Saturday, 15 May 2010

Geeks can be hard to work with

Geeks and especially programmers often have strong belief in "doing things right". People have remarked on this tendency, and given it a variety of negative characterisations: obsessive-compulsive, irrational, making a moral issue out of a pragmatic question.

As a geek and a programmer, I put my hands up to this stereotype - it doesn't affect us all, but enough of us (myself included) have some degree of it that I don't think it's inaccurate. However, I believe that far from being a drawback, it's arguably a vital component of a gifted developer.

I think this urge toward technical correctness comes from three main sources:


Good programmers spend a lot of their time thinking in details - they have to, to be able to write reliable code. Programmers who gloss over or fudge details write buggy code with unhandled and unknown edge-cases.

Importantly, this code usually "sort-of" works most of the time (or at least, the obviously broken bits quickly get patched), and then occasionally fails spectacularly and catastrophically... at which point it's also usually blamed on the programmer who wrote it, rather than the manager who specified an over-complex requirement, or who provided an unreasonably small amount of resources (time, money, manpower) to achieve it.

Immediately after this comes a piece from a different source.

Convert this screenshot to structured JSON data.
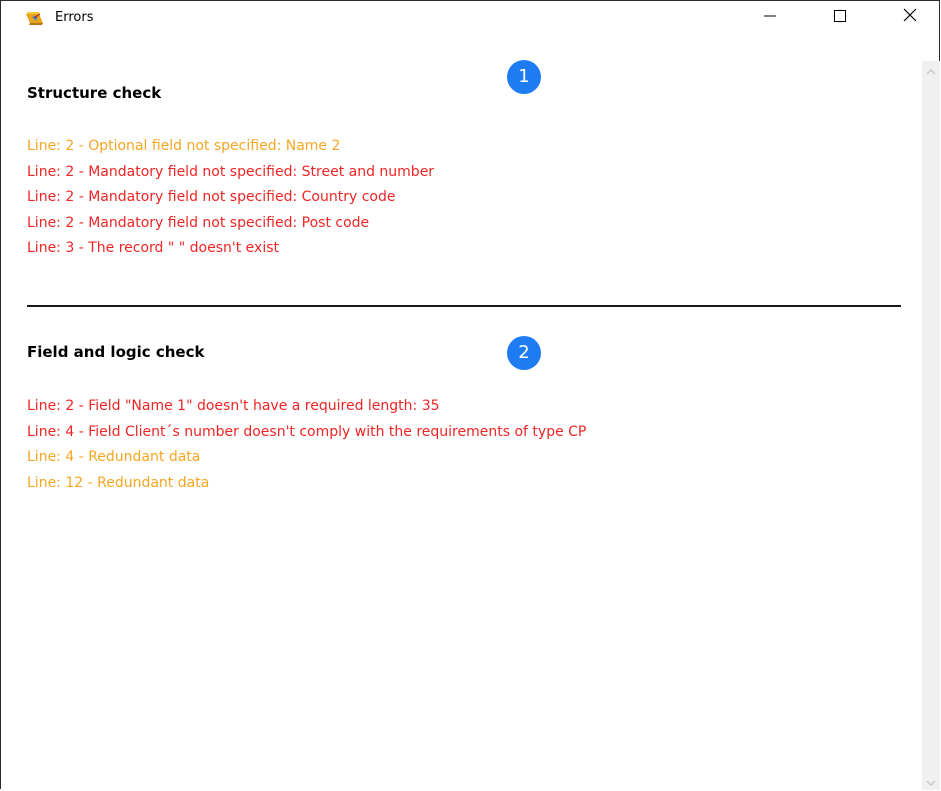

Being a programmer is 50% artistic and 50% autistic, so it's hardly surprising that programmers can be a bit Aspergers-y about their code, especially when they're likely to carry the can for any catastrophic failures caused by it.

Artistic merit

Any programmer who isn't a journeyman or hack does the job because they like to create things, and as you get better mere creation isn't satisfying - instead you want to create things of beauty.

It's been noted before that (many or most good) programmers are makers - we need to feel that what we're creating reflects our abilities - something we'd be happy to put our name to - and we like delivering good, reliable, flexible, well-designed systems.

Banging out code or design you know is buggy, unreliable, inflexible or has unhandled edge-cases is simply not rewarding in the slightest. It's like hiring an artist to paint a wall blue, or hiring a sprinter to walk slowly to the shops for you.

To be fair, this is a very wishy-washy, non-business-oriented motivation, but I'd go so far as to say pretty much all the best programmers suffer from it - it seems to go with the territory, and not just from programmers, either - chefs are notoriously histrionic, artists are notoriously high-strung about their work and musicians are notoriously unstable or prone to mental illnesses. I don't think you can have excellence without pride in the work, and I don't think you can have pride in work without disillusionment and frustration when you're forced to churn out work you know is crap.


I've been privately or professionally involved in software development for around 15 years. I've worked in a variety of companies, in a variety of languages and systems, and with a variety of different management styles.

Across all companies, management structures, languages, technologies and system there are only two things I'm utterly certain of:

  1. Given the choice between a longer/more expensive design and a simpler, less flexible one, management will almost always say "design it to the current requirements, because we'll never need <hypothetical scenario X>, and it would be a waste of time to build a system which takes it into account".
  2. From the date of hearing this, within six months to a year they will discover a pressing, immediate, unavoidable and business-critical need for scenario X... and if they don't react well to being told that this will now take longer to accommodate, they often react really badly to being gently informed this is the result of the decision they took several months previously, at which point you (or your predecessor) informed them that this would be the consequence if they ever encountered scenario X.

Personally I try very hard to avoid taking dogmatic positions on anything, but in the years I've spent programming (especially professionally, when you're most likely to have to compromise on the design or implementation to hit deadlines or budgets), I - literally, with no exaggeration - don't believe I've ever heard "we'll never need that" and then not had to implement it (whatever it was) within a few months of that date.

This only has to happen a few times (especially when you're responsible for cleaning up the mess) before you become firmly convinced that creating a system that's any less flexible than you can possibly manage is ultimately tantamount to just fucking yourself square in the ass.

There are reasons...

So yes - there are a number of reasons why programmers are obsessed with Doing The Right Thing, and why we tend to react with aesthetic revulsion to the idea of fudging designs, or hard-coding things for convenience.

Some of them are unfortunate but understood and accommodated in other disciplines - try commissioning an artist to produce art for your offices then ban him from using anything except potato-prints, or tell an architect (for deadline/budget reasons) to design you a building that they know damn well could fall down at any moment.

Others are actually vital aspects of being a programmer that you can't easily switch on and off - athletes have to be fit, programmers have to be anally-retentive and precise - and that you really wouldn't want to do without in your dev team.

Lastly, if you're a non-technical co-worker or manager, programmers often have a lot more experience working on software projects than you do, and have learned hard-won lessons you aren't even aware are available to learn... particularly lessons where they have to pick up the pieces from their own (or other people's) mistakes.

So yeah, geeks can be hard to work with. But then the guy who knows where the landmines are buried can be awfully prescriptive about where you put your feet as you navigate through a minefield, too. And unless you want your feet blown off, it's often worth listening to them.